You can’t blame ’em for trying. That’s the first thing that came to mind when I saw the announcement and some photos of a new foldable ZTE (HKEx: 763; Shenzhen: 000063) smartphone with  two screens. This clearly looks like the company’s attempt to find new relevance in the cutthroat smartphone market, where phones increasingly look and feel the same. The move seems to be part of a recent trend that says “give them more space” on their screen, which others are trying to do by creating phones whose entire face is taken up by the screen.

I’m not really a gadget person, but from a business perspective I do have to credit ZTE for trying to find something new to distinguish itself from the pack. The company was one of China’s earliest success stories in the cellphone and later the smartphone space. But a big portion of its products still go to US wireless carriers who stamp their own brand on the phones and give little or no space to their Chinese supplier. Read Full Post…

TELECOMS: Huawei in US Hot Seat Over Iran Sales?

Bottom line: Huawei is likely to be found guilty of selling products to Iran in violation of US sanctions, and could be fined up to $2 billion but won’t face additional punishment.

Huawei being probed for Iran violations?

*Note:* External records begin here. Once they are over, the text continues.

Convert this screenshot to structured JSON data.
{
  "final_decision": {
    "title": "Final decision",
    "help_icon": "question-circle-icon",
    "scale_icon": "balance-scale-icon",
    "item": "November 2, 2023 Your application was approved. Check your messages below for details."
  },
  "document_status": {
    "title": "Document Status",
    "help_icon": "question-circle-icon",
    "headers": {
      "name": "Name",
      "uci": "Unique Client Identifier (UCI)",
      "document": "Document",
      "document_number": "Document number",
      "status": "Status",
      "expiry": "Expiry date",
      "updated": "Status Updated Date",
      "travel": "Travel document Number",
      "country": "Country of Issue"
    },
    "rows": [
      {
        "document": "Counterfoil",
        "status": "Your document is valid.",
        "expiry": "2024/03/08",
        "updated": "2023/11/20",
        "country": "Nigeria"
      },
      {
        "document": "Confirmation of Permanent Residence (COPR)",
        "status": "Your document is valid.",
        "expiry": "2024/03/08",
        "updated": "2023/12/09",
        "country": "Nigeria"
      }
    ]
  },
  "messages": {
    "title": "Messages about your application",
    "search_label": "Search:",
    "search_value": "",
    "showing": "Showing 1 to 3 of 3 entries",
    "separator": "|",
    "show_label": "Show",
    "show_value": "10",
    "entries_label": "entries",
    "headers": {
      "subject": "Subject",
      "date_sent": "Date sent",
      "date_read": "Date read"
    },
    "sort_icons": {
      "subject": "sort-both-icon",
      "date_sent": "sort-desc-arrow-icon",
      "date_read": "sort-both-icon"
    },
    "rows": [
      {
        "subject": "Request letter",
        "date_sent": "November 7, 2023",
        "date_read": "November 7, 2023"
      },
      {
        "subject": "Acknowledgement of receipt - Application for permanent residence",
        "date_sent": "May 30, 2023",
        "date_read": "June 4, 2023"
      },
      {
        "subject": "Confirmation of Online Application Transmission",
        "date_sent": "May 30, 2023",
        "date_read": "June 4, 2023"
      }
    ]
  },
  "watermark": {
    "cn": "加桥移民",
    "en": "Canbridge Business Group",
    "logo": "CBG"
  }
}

When word first emerged four years ago that telecoms equipment maker ZTE (HKEx: 763; Shenzhen: 000063) was being investigated for selling American equipment to Iran in violation of US sanctions, other reports also indicated that crosstown rival Huawei was also being probed over the same matter. Huawei’s name later disappeared from the headlines, though it was never really clear if the company had been cleared of suspicion in the matter. Now it appears the company may still be under investigation, meaning it could potentially be slapped with a fine even bigger than the nearly $1 billion levied on ZTE. Read Full Post…